  • The Editors of Rolling Stone, Harrison, Rolling Stone Press/Simon & Schuster (New York, NY, 2002; ISBN 0-7432-3581-9).
  • George Harrison, I Me Mine, Chronicle Books (San Francisco, CA, 2002; ISBN 0-8118-3793-9).
  • Elliot J. Huntley, Mystical One: George Harrison – After the Break-up of the Beatles, Guernica Editions (Toronto, ON, 2006; ISBN 1-55071-197-0).
  • Ian Inglis, The Words and Music of George Harrison, Praeger (Santa Barbara, CA, 2010; ISBN 978-0-313-37532-3).
  • Simon Leng, While My Guitar Gently Weeps: The Music of George Harrison, Hal Leonard (Milwaukee, WI, 2006; ISBN 1-4234-0609-5).
  • Chip Madinger & Mark Easter, Eight Arms to Hold You: The Solo Beatles Compendium, 44.1 Productions (Chesterfield, MO, 2000; ISBN 0-615-11724-4).
  • Robert Rodriguez, Fab Four FAQ 2.0: The Beatles' Solo Years, 1970–1980, Backbeat Books (Milwaukee, WI, 2010; ISBN 978-1-4165-9093-4).
  • Nicholas Schaffner, The Beatles Forever, McGraw-Hill (New York, NY, 1978; ISBN 0-07-055087-5).
  • Mat Snow, The Beatles Solo: The Illustrated Chronicles of John, Paul, George, and Ringo After The Beatles (Volume 3: George), Race Point Publishing (New York, NY, 2013; ISBN 978-1-937994-26-6).

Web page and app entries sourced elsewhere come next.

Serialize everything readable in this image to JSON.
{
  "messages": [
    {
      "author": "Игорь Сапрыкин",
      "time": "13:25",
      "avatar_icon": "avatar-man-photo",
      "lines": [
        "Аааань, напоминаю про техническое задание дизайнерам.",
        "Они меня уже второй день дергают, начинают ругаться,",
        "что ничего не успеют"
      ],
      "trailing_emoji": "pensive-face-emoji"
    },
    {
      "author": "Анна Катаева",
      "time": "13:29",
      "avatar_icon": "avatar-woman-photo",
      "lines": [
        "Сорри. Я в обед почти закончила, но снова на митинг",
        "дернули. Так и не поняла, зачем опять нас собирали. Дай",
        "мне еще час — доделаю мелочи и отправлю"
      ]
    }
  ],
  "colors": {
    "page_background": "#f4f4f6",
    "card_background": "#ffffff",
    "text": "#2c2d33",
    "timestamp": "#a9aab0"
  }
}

  • Bob Woffinden, The Beatles Apart, Proteus (London, 1981; ISBN 0-906071-89-5).